Tropical storms Ingrid and Manuel will cause heavy rains and life-threatening floods in eastern and southern Mexico. Ingrid may become a hurricane later today.
“This will remain a significant hazard over the next couple of days,” the U.S. National Hurricane Center in Miami said in a statement. “The moist flow resulting from the combination of Manuel and tropical storm Ingrid in the bay of Campeche will produce torrential rains and life-threatening flooding over eastern Mexico.”
The Mexican government issued a hurricane watch for Ingrid’s path on the Gulf coast and the U.S. hurricane center said it is expected to become a hurricane later today before approaching the coast on Sept. 16.
Tropical Storm Manuel gained strength today in the Pacific. The storm is creating “torrential rains” with as much as 15 inches (38 centimeters) expected over the Mexican states of Oaxaca and Guerrero, the hurricane center said in its latest advisory. Ingrid may produce as much as 15 inches of rain over eastern Mexico, with isolated areas in the mountains receiving as much as 25 inches, the center said.
Ingrid, the ninth tropical storm of the Atlantic season that runs from June 1 to Nov. 30, is currently drifting west across the Bay of Campeche where Petroleos Mexicanos, Mexico’s state-owned oil company known as Pemex, has its two largest oil fields. They produce about 1.25 million barrels a day.

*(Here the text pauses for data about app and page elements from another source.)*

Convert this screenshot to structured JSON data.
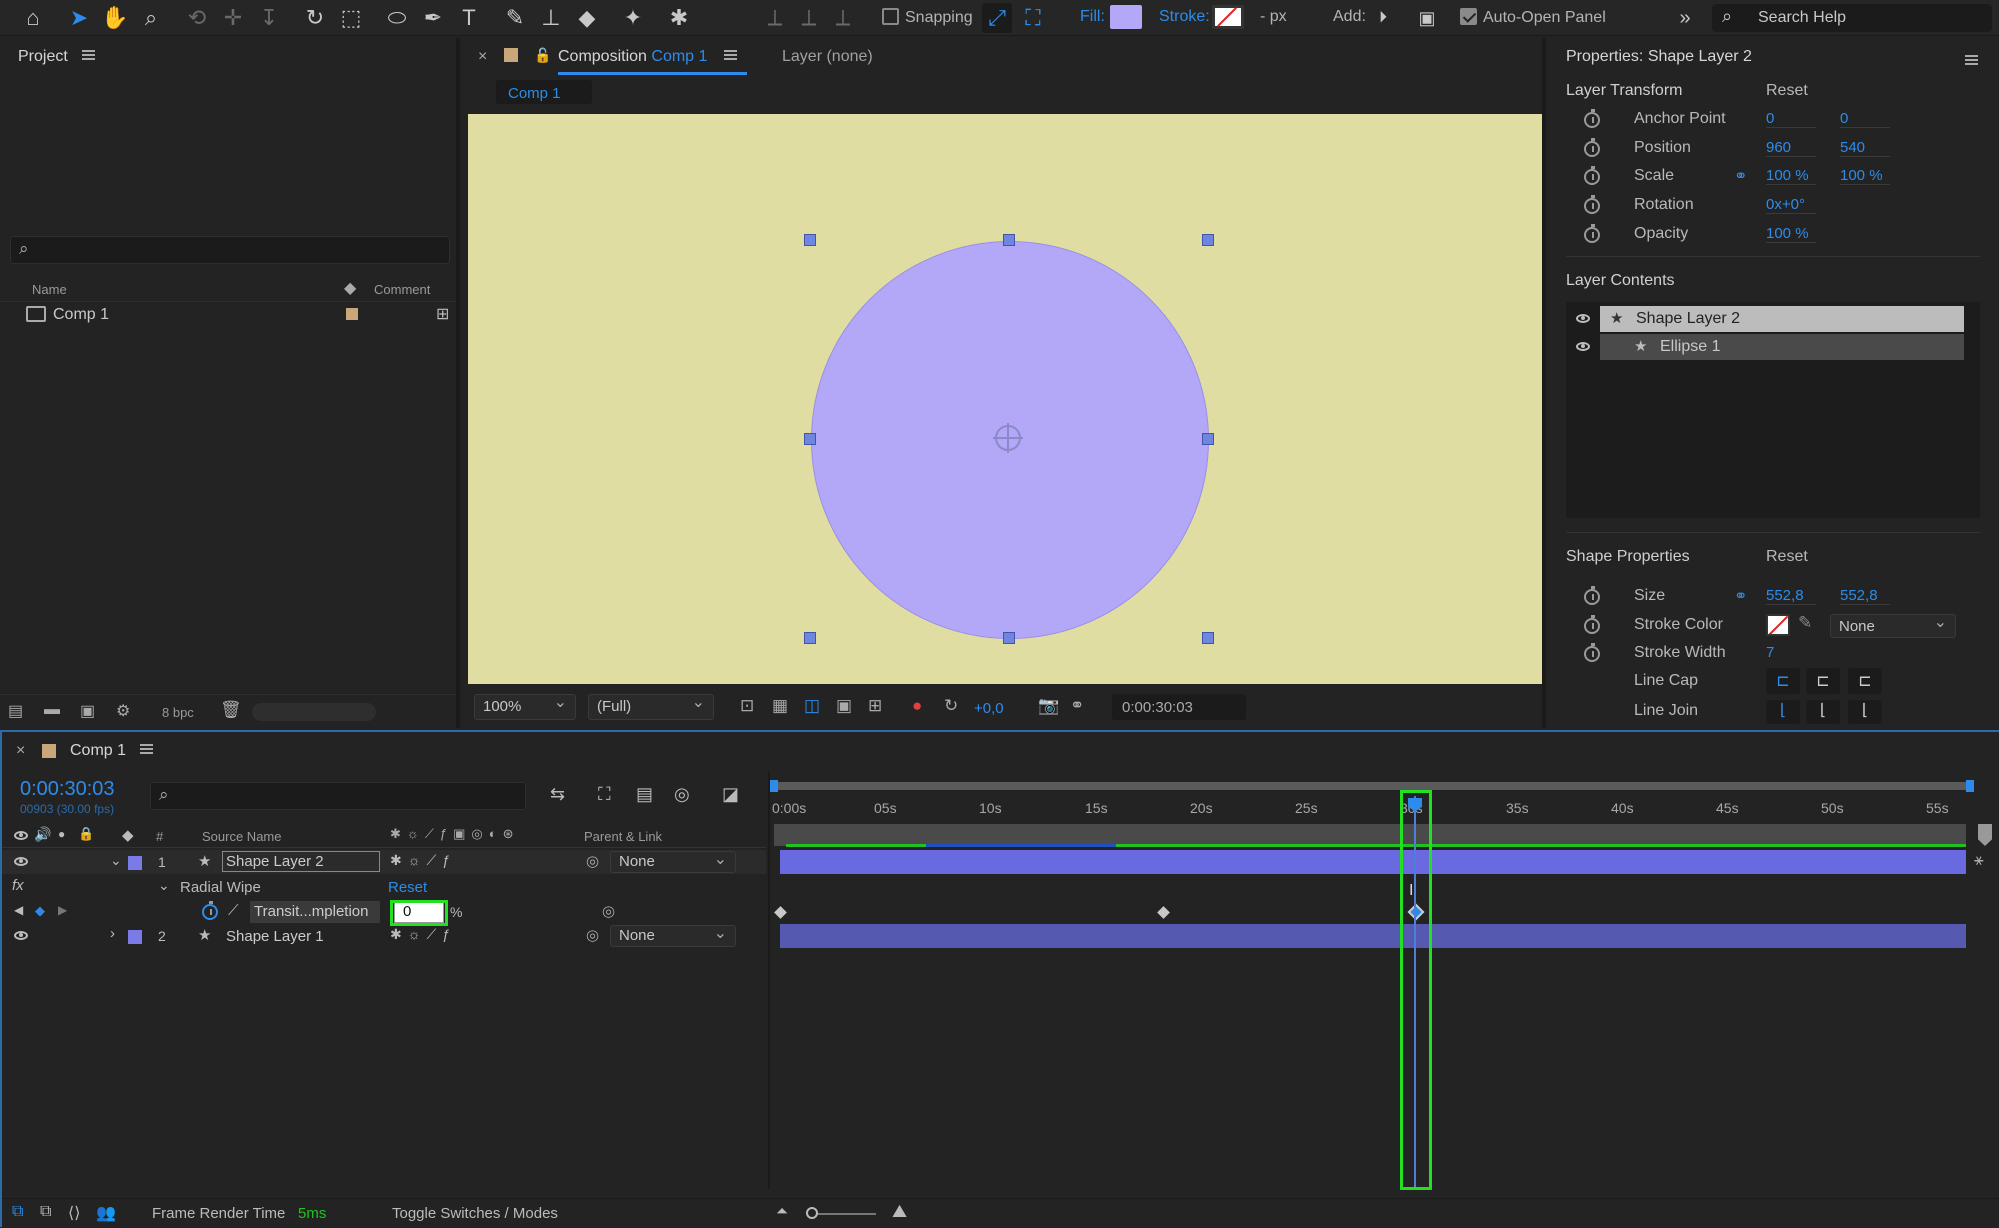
{
  "toolbar": {
    "snapping": "Snapping",
    "fill": "Fill:",
    "fill_color": "#b3a8f8",
    "stroke": "Stroke:",
    "stroke_unit": "- px",
    "add": "Add:",
    "auto_open": "Auto-Open Panel",
    "search_help": "Search Help"
  },
  "project": {
    "title": "Project",
    "col_name": "Name",
    "col_comment": "Comment",
    "item": "Comp 1",
    "bpc": "8 bpc"
  },
  "composition": {
    "tab_prefix": "Composition",
    "tab_comp": "Comp 1",
    "layer_tab": "Layer (none)",
    "subtab": "Comp 1",
    "bg_color": "#e0dda2",
    "circle_color": "#b3a8f8",
    "zoom": "100%",
    "resolution": "(Full)",
    "exposure": "+0,0",
    "timecode": "0:00:30:03"
  },
  "properties": {
    "title": "Properties: Shape Layer 2",
    "layer_transform": "Layer Transform",
    "reset": "Reset",
    "anchor_point": "Anchor Point",
    "anchor_x": "0",
    "anchor_y": "0",
    "position": "Position",
    "pos_x": "960",
    "pos_y": "540",
    "scale": "Scale",
    "scale_x": "100 %",
    "scale_y": "100 %",
    "rotation": "Rotation",
    "rotation_val": "0x+0°",
    "opacity": "Opacity",
    "opacity_val": "100 %",
    "layer_contents": "Layer Contents",
    "content_layer": "Shape Layer 2",
    "content_ellipse": "Ellipse 1",
    "shape_properties": "Shape Properties",
    "size": "Size",
    "size_x": "552,8",
    "size_y": "552,8",
    "stroke_color": "Stroke Color",
    "stroke_none": "None",
    "stroke_width": "Stroke Width",
    "stroke_width_val": "7",
    "line_cap": "Line Cap",
    "line_join": "Line Join"
  },
  "timeline": {
    "tab": "Comp 1",
    "timecode": "0:00:30:03",
    "frames": "00903 (30.00 fps)",
    "col_source": "Source Name",
    "col_parent": "Parent & Link",
    "layer1_num": "1",
    "layer1_name": "Shape Layer 2",
    "layer1_parent": "None",
    "effect": "Radial Wipe",
    "effect_reset": "Reset",
    "transition": "Transit...mpletion",
    "transition_val": "0",
    "transition_unit": "%",
    "layer2_num": "2",
    "layer2_name": "Shape Layer 1",
    "layer2_parent": "None",
    "ticks": [
      "0:00s",
      "05s",
      "10s",
      "15s",
      "20s",
      "25s",
      "30s",
      "35s",
      "40s",
      "45s",
      "50s",
      "55s"
    ],
    "frame_render": "Frame Render Time",
    "frame_render_val": "5ms",
    "toggle": "Toggle Switches / Modes"
  }
}
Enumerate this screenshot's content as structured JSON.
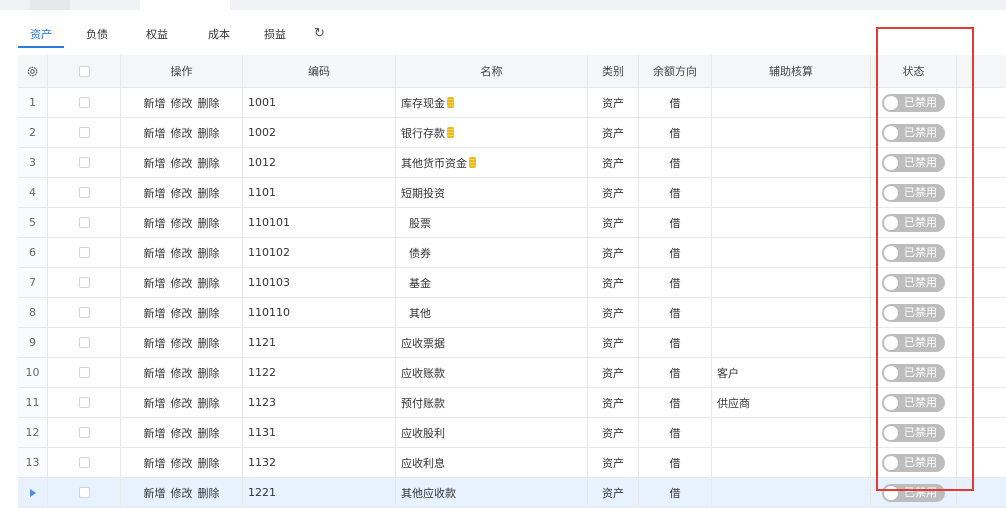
{
  "tabs": [
    "资产",
    "负债",
    "权益",
    "成本",
    "损益"
  ],
  "refresh_icon": "↻",
  "columns": {
    "settings_icon": "gear-icon",
    "operations": "操作",
    "code": "编码",
    "name": "名称",
    "category": "类别",
    "balance_direction": "余额方向",
    "aux_accounting": "辅助核算",
    "status": "状态"
  },
  "actions": {
    "add": "新增",
    "edit": "修改",
    "delete": "删除"
  },
  "rows": [
    {
      "index": "1",
      "code": "1001",
      "name": "库存现金",
      "coin": true,
      "indent": false,
      "category": "资产",
      "direction": "借",
      "aux": "",
      "status": "已禁用"
    },
    {
      "index": "2",
      "code": "1002",
      "name": "银行存款",
      "coin": true,
      "indent": false,
      "category": "资产",
      "direction": "借",
      "aux": "",
      "status": "已禁用"
    },
    {
      "index": "3",
      "code": "1012",
      "name": "其他货币资金",
      "coin": true,
      "indent": false,
      "category": "资产",
      "direction": "借",
      "aux": "",
      "status": "已禁用"
    },
    {
      "index": "4",
      "code": "1101",
      "name": "短期投资",
      "coin": false,
      "indent": false,
      "category": "资产",
      "direction": "借",
      "aux": "",
      "status": "已禁用"
    },
    {
      "index": "5",
      "code": "110101",
      "name": "股票",
      "coin": false,
      "indent": true,
      "category": "资产",
      "direction": "借",
      "aux": "",
      "status": "已禁用"
    },
    {
      "index": "6",
      "code": "110102",
      "name": "债券",
      "coin": false,
      "indent": true,
      "category": "资产",
      "direction": "借",
      "aux": "",
      "status": "已禁用"
    },
    {
      "index": "7",
      "code": "110103",
      "name": "基金",
      "coin": false,
      "indent": true,
      "category": "资产",
      "direction": "借",
      "aux": "",
      "status": "已禁用"
    },
    {
      "index": "8",
      "code": "110110",
      "name": "其他",
      "coin": false,
      "indent": true,
      "category": "资产",
      "direction": "借",
      "aux": "",
      "status": "已禁用"
    },
    {
      "index": "9",
      "code": "1121",
      "name": "应收票据",
      "coin": false,
      "indent": false,
      "category": "资产",
      "direction": "借",
      "aux": "",
      "status": "已禁用"
    },
    {
      "index": "10",
      "code": "1122",
      "name": "应收账款",
      "coin": false,
      "indent": false,
      "category": "资产",
      "direction": "借",
      "aux": "客户",
      "status": "已禁用"
    },
    {
      "index": "11",
      "code": "1123",
      "name": "预付账款",
      "coin": false,
      "indent": false,
      "category": "资产",
      "direction": "借",
      "aux": "供应商",
      "status": "已禁用"
    },
    {
      "index": "12",
      "code": "1131",
      "name": "应收股利",
      "coin": false,
      "indent": false,
      "category": "资产",
      "direction": "借",
      "aux": "",
      "status": "已禁用"
    },
    {
      "index": "13",
      "code": "1132",
      "name": "应收利息",
      "coin": false,
      "indent": false,
      "category": "资产",
      "direction": "借",
      "aux": "",
      "status": "已禁用"
    },
    {
      "index": "",
      "code": "1221",
      "name": "其他应收款",
      "coin": false,
      "indent": false,
      "category": "资产",
      "direction": "借",
      "aux": "",
      "status": "已禁用",
      "current": true
    }
  ],
  "colors": {
    "accent": "#2a7ae2",
    "toggle_off": "#bdbdbd",
    "highlight": "#e53935",
    "current_row": "#e8f2fe"
  }
}
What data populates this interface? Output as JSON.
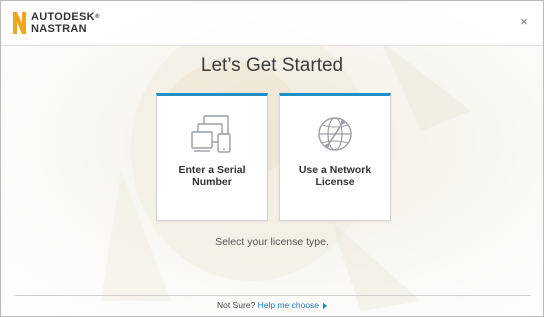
{
  "brand": {
    "line1": "AUTODESK",
    "line2": "NASTRAN",
    "trademark": "®",
    "logo_letter_color": "#f2a51a"
  },
  "window": {
    "close_label": "×"
  },
  "main": {
    "title": "Let’s Get Started",
    "hint": "Select your license type."
  },
  "cards": [
    {
      "label": "Enter a Serial\nNumber",
      "icon": "serial-number-devices-icon"
    },
    {
      "label": "Use a Network\nLicense",
      "icon": "network-globe-icon"
    }
  ],
  "footer": {
    "prompt": "Not Sure?",
    "link": "Help me choose"
  },
  "colors": {
    "accent": "#1e90c8",
    "link": "#1e7fc0"
  }
}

Pemex suspended air and sea operations at its rigs in the bay, according to a company statement. The oil port of Dos Bocas closed on Sept. 12 because of adverse weather conditions, while the Cayo Arcas port, which processes about 68 percent of Mexico’s crude exports, re-opened today, the country’s Merchant Marine said in its daily weather bulletin.
Ingrid was 145 miles (233 kilometers) northeast of Veracruz and moving north at 8 mph as of 10 a.m. Mexico City time today, according to the center in Miami. Storm tracking aircraft found Ingrid growing stronger, with maximum sustained winds of 70 miles per hour, up from 65 mph a few hours earlier. The storm will begin drifting northward today and pick up speed moving toward the northwest tomorrow, the center said.
The slow motion of the storm may allow it to strengthen because it is over warm water, from which tropical systems can draw power, said Dan Kottlowski, a meteorologist with AccuWeather Inc. in State College, Pennsylvania.
“This thing could ramp up to a very strong tropical storm and it may become a Category 1 hurricane,” Kottlowski said.
Manuel became the 13th storm of the Pacific season, which begins on May 15. It was about 125 miles south of Lazaro Cardenas with top winds of 50 mph and is expected to gain strength through the weekend. The storm was stationary and is expected to turn northwestward today and approach the coast of southwestern Mexico by early tomorrow. Manuel is expected to make landfall tomorrow, the center said.
On the Atlantic coast, a hurricane watch is in effect from La Pesca to north of Cabo Rojo and a tropical storm warning is in place farther south to Coatzacoalcos, according to the center. A tropical storm warning remained in effect as Manuel approached the Pacific coast, from Punta San Telmo to Acapulco.
On its current track, Ingrid won’t be a threat to U.S. production areas in the Gulf of Mexico, said Matt Rogers, president of Commodity Weather Group LLC in Bethesda, Maryland.
The Gulf is home to about 5.6 percent of U.S. gas output, 23 percent of crude production and more than 45 percent of petroleum refining capacity, Energy Department data show.
Rogers said clouds and rain from Ingrid may cross into Texas next week, bringing cooler temperatures that will dull electricity demand across the state.
The main impact of the two storms will be “mammoth rainfall amounts” across southern Mexico, said Michael Schlacter, founder of Weather 2000 Inc. in New York.
“The worst thing for heavy rain are hills, mountains and mud,” Schlacter said by telephone. “The consequences for humanitarian purposes are just that more horrific.”
Schlacter said it’s possible heavy rain will fall across southern Mexico for the next five days.
The hurricane center was also tracking Humberto, now a post-tropical cyclone, which was about 980 miles northwest of the Cape Verde Islands with maximum sustained winds of 40 mph. It was heading west-northwest at 13 mph and isn’t a threat to land.